Gold prices headed higher on Friday as testiness between the U.S. and China drew investors into assets considered havens, including government debt and the Japanese yen.
However, continuing plans to reopen economies that have been frozen by the COVID-19 pandemic and hope for remedies has limited the upside in precious metals, experts said.
“The heightened uncertainties in the markets are causing further ventures into riskier waters to pause for breath, after what has been a bumpy ride for risk assets this week,” wrote Han Tan, market analyst at FXTM, in a Friday research note.
“Gold is climbing back towards the $1730 handle and the Yen is advancing against all of its G10 and Asian peers,” he wrote.
Gold for June delivery on Comex was up $14, or 0.8%, at $1,735.90 an ounce, after the yellow metal dropped 1.7% on Thursday marking its first decline three sessions.
Meanwhile, July silver was picking up 9 cents, or 0.5%, at $17.455 an ounce, after falling 3.7% in the previous session.
For the week, bullion is looking at a 1.1% weekly decline, while silver is on pace for 2.1% gain based on last Friday’s settlements for the most-active contracts.
Elevated tensions in Asia were reflected in a sharp 5.6% tumble in Hong Kong’s Hang Seng, the worst day since July 2015, coming as China moved to impose new national-security laws on the city.
China’s proposed laws would challenge the semiautonomous country’s governance and appeared to draw a swift rebuke from the U.S. The Wall Street Journal on Thursday reported that U.S. senators were introducing a bipartisan bill that would sanction Chinese officials and entities who enforce the new Hong Kong laws, and penalize banks that do business with the entities.
“Traders around the world are playing the waiting game to see details of the new Hong Kong law to gauge how severe the terms are,” Stephen Innes of AxiCorp said in a commentary.
The bill proposal comes amid heightened friction between the Trump administration and the China, with Beijing being blamed for mishandling the coronavirus, which was first identified in Wuhan in December and has infected more than 5.1 million people globally.
Against the backdrop, safe-haven assets, including the 10-year Treasury note have been drawing bids, pushing prices for government paper up and yields lower.

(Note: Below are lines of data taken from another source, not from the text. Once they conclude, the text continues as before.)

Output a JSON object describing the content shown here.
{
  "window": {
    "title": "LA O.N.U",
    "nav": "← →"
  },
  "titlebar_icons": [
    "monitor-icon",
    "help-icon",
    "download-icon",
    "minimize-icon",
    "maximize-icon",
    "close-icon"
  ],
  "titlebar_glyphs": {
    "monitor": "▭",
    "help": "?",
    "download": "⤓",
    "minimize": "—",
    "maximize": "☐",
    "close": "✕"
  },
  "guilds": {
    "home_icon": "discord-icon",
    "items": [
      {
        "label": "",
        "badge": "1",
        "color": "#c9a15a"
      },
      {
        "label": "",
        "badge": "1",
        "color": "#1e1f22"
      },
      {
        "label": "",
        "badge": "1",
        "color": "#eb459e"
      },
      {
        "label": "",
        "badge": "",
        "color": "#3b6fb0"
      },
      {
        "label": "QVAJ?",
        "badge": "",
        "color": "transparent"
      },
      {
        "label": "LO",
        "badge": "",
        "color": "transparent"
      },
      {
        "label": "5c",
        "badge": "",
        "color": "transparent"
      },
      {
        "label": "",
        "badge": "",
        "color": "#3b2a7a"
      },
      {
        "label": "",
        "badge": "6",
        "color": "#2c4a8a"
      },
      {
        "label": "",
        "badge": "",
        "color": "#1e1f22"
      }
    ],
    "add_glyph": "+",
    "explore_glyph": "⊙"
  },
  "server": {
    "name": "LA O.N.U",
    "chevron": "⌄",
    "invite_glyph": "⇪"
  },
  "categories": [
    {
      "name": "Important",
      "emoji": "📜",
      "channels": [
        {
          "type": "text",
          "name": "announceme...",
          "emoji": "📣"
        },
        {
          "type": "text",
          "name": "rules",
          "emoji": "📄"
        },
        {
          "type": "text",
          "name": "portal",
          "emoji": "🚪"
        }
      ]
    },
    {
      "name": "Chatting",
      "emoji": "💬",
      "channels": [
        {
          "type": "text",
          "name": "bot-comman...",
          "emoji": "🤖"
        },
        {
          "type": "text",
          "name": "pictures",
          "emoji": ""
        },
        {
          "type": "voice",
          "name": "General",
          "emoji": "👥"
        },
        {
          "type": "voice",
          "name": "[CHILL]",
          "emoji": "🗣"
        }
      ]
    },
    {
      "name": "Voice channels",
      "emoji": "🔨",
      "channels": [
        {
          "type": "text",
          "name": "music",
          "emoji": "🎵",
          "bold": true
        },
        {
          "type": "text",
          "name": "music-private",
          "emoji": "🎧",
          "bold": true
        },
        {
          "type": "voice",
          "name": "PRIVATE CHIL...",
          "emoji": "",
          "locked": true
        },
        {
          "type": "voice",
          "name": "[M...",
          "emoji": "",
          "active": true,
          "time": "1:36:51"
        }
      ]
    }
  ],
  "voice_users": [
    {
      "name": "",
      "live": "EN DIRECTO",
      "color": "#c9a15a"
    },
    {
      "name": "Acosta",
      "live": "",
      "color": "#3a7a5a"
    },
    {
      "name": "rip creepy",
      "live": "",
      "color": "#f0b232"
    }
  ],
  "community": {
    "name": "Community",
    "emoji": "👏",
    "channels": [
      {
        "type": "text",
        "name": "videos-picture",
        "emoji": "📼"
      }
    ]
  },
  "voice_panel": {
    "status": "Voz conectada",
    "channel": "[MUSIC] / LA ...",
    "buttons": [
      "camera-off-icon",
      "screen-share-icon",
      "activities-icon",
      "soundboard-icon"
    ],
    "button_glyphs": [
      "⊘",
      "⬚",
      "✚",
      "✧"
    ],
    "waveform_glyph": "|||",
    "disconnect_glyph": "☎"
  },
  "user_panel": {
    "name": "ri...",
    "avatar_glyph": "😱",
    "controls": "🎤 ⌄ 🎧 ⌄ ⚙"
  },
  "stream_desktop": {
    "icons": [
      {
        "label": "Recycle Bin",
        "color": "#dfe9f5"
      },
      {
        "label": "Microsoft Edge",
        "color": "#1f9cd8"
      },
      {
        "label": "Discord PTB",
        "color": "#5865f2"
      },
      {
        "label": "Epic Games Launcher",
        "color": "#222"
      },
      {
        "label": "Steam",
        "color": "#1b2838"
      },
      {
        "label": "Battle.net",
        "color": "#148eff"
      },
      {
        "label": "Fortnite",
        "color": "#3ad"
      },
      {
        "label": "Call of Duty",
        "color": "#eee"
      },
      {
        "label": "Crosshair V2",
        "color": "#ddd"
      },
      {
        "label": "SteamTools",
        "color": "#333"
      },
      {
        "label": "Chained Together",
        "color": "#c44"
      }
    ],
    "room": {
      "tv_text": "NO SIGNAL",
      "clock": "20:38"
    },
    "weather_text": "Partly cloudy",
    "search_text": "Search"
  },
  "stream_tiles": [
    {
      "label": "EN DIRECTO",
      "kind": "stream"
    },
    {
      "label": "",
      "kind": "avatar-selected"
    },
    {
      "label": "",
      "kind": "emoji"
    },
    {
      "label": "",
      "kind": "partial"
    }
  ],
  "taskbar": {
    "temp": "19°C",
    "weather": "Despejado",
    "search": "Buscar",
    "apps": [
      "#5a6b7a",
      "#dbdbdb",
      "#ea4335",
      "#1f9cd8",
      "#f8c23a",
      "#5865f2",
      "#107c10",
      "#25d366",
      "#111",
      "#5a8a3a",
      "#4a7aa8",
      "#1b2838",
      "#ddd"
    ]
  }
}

The 10-year note was most recently yielding 0.644%, compared with 0.677% Thursday afternoon. Lower yields can also help push investors into bullion which doesn’t offer a yield.
Meanwhile, the yen was up 0.2% against the U.S. dollar changing hands at 107.46, but the buck overall was gaining 0.4% versus a basket of a half-dozen rival currencies, including the yen, as gauged by the ICE Dollar Index. A stronger dollar can cap gains in asset priced in the monetary unit like gold because it makes them more expensive to buyers using other currencies.